The longer our collective head remains buried in the sand, the warmer our collective hind-parts are becoming.

Arlan Moore


Allen Hischke: Support recreational marijuana petition

Recently, the Craig Press ran a story about a petition to place recreational marijuana on the 2019 municipal ballot. There was also a recent “Letter To The Editor” by Mr. John Kincaid that spoke of the tighter rein taxes and fees are placing on all of us because of the lowering tax base from energy sources.

If there are others of you that feel the way Mr. Kincaid does, then I urge you to seek out this petition and sign it. Then, when the recreational marijuana issue comes to a vote, cast your vote in favor of it.

With the recent and future reductions in energy taxes to fund our city and county, we must find another source of cash.

At the present time, Steamboat Springs rakes in about $40,000 per month in marjuana sales (steamboatpilot.com/news/recreational-marijuana-sales-in-steamboat-surpass-10m/). Many of the costumers who go to Steamboat live here in Craig. Some come from Meeker and from Baggs. It is time for Craig, to step up and grab some of this money.

If we had stores that sold recreational marijuana here in Craig, we would surely get all the business from any area west of Steamboat.
This is not a sinful, unethical, or evil thing to do. It might, in fact, end up being what saves our area from a slow death.

I urge everyone who wants to stop higher taxes and fees while supporting the city Of Craig to support the recreational marijuana petition and possible vote.

Allen Hischke

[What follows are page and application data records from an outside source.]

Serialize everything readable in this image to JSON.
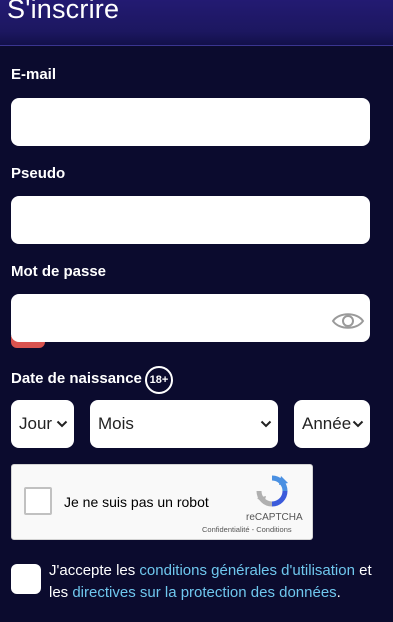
{
  "header": {
    "title": "S'inscrire"
  },
  "form": {
    "email": {
      "label": "E-mail",
      "value": "",
      "placeholder": ""
    },
    "username": {
      "label": "Pseudo",
      "value": "",
      "placeholder": ""
    },
    "password": {
      "label": "Mot de passe",
      "value": "",
      "placeholder": ""
    },
    "birthdate": {
      "label": "Date de naissance",
      "age_badge": "18+",
      "day": "Jour",
      "month": "Mois",
      "year": "Année"
    }
  },
  "captcha": {
    "label": "Je ne suis pas un robot",
    "brand": "reCAPTCHA",
    "privacy": "Confidentialité",
    "separator": " - ",
    "terms": "Conditions"
  },
  "agreement": {
    "text_1": "J'accepte les ",
    "link_1": "conditions générales d'utilisation",
    "text_2": " et les ",
    "link_2": "directives sur la protection des données",
    "text_3": "."
  },
  "colors": {
    "background": "#0b0b2e",
    "header": "#1c1760",
    "link": "#6fc7ee",
    "error_tab": "#d9534f"
  }
}
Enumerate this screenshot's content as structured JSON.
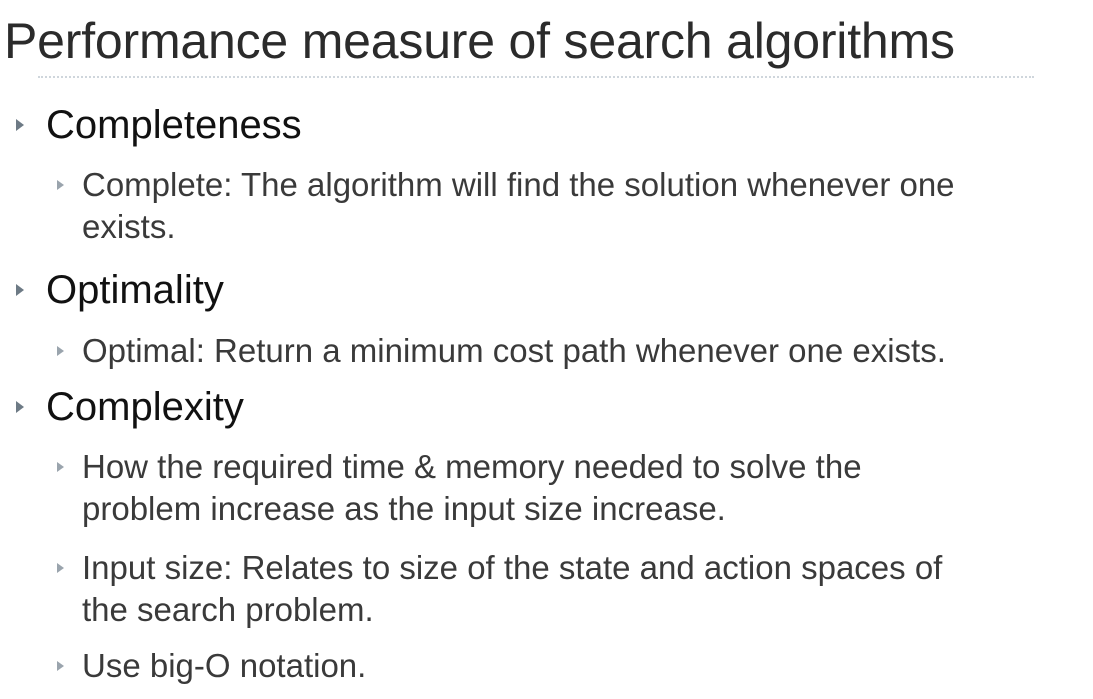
{
  "title": "Performance measure of search algorithms",
  "sections": [
    {
      "heading": "Completeness",
      "items": [
        {
          "line1": "Complete: The algorithm will find the solution whenever one",
          "line2": "exists."
        }
      ]
    },
    {
      "heading": "Optimality",
      "items": [
        {
          "line1": "Optimal: Return a minimum cost path whenever one exists.",
          "line2": ""
        }
      ]
    },
    {
      "heading": "Complexity",
      "items": [
        {
          "line1": "How the required time & memory needed to solve the",
          "line2": "problem increase as the input size increase."
        },
        {
          "line1": "Input size: Relates to size of the state and action spaces of",
          "line2": "the search problem."
        },
        {
          "line1": "Use big-O notation.",
          "line2": ""
        }
      ]
    }
  ],
  "icons": {
    "bullet": "triangle-right-icon",
    "color_level1": "#6d7a85",
    "color_level2": "#9aa4ad"
  }
}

John Kinkaid: Reader feels ‘squeezed’ by fee increases

If the Craig City Council votes to implement the proposed water and sewer rate hikes, in five years, we will be paying 10.4 percent more for water and 15.9 percent more for sewer. And, city is also asking for an increase in landfill fees.

When you add in the city sales tax increase that passed and the possible addition of mill levy initiatives for the school district and a recreation district, things start adding up. Living here is getting more expensive, and affordability is one of our area's economic strengths.

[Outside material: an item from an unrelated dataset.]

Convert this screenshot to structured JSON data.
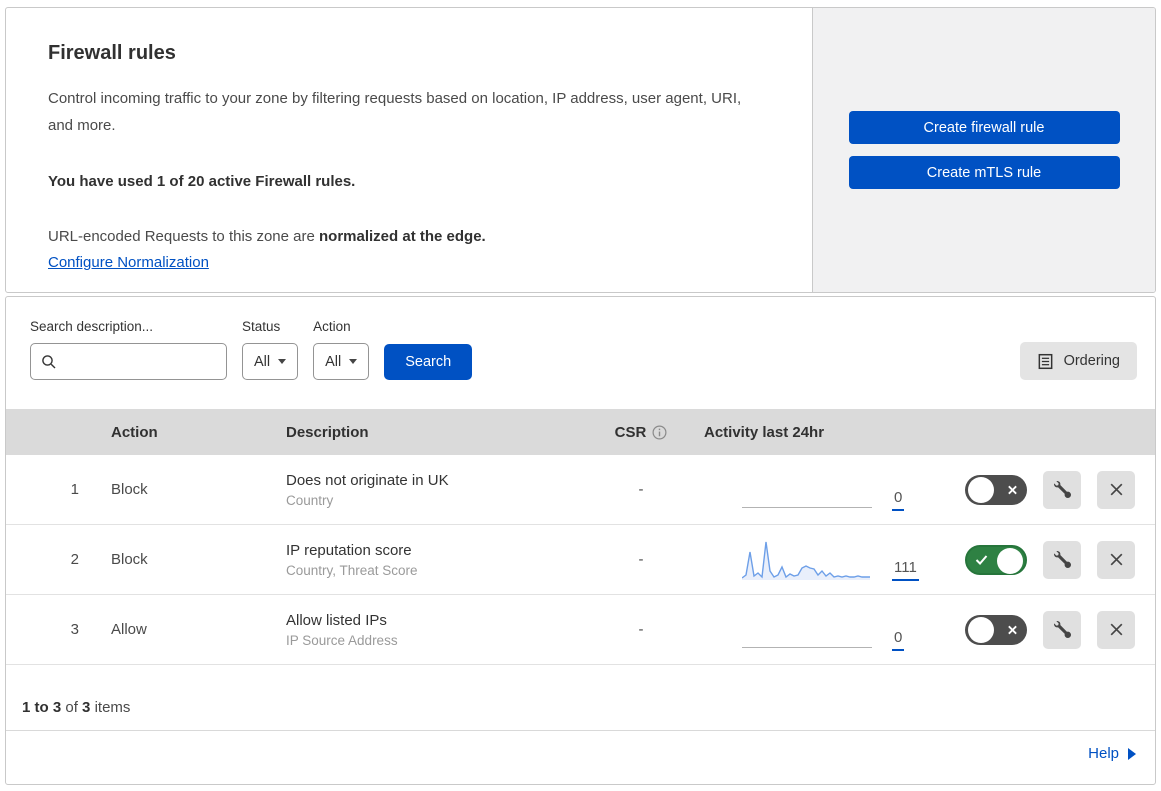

It's a little like the old saying, "A billion here and a billion there, and pretty soon, you're talking real money."

Feeling squeezed.

John Kinkaid


Rick Holford: Kudos to KRAI Holiday Drive volunteers

Having participated in the KRAI Holiday Drive over many years, I was especially pleased to see the new owner of the radio station so actively involved.

When Frank Hanel initiated the drive, it was designed to help as many people as possible during the Christmas season when people were struggling. Marcy Marimoto did an outstanding job with accomplishing a difficult task of putting everything together, basically on her own — gathering volunteers, feeding all of us, and generally keeping things running smoothly.

Probably, many people here in Craig didn’t think we would have the drive since KRAI Radio is now located in Steamboat. But now, many people, including children and seniors, will get to enjoy Christmas because of the work by Marcy and the volunteers and those who donated money, brought food, toys, clothing items, etc.

I had the impression that the current owner of KRAI, Don Tlapek, was impressed, as he spent the entire day on Friday with us in front of the Centennial Mall. Hopefully, the drive will continue far into the future so we can help make Christmas a joy for everyone.

Thanks to all involved, let’s do it again next year.

Rick Holford



Robin Schiffbauer: Community Kitchen in need of volunteers

To the community:

Thank you always for your support of St. Michael's Community Kitchen. We are in need of volunteers. If you have the time and heart to help, we would love to have you join us. We need drivers to deliver to the home bound, cooks, prep-cooks, servers, and cleanup for both Tuesday lunches and Thursday dinners. Our normal hours are 9 a.m. to 2 p.m. and 12:30 to 6:30 p.m. Thursday.

If you have an extra hour or more to give us on either day, please contact me, Robin Schiffbauer, at 970-824-7148 or Kandee Dilldine at 970-824-6314. Or, leave a message at St. Michael's Community Kitchen, 970-826-2895. We will work with your schedule.

Thank you for your consideration, searching your hearts, and checking your schedules.

Have a wonderful Christmas.

Robin Schiffbauer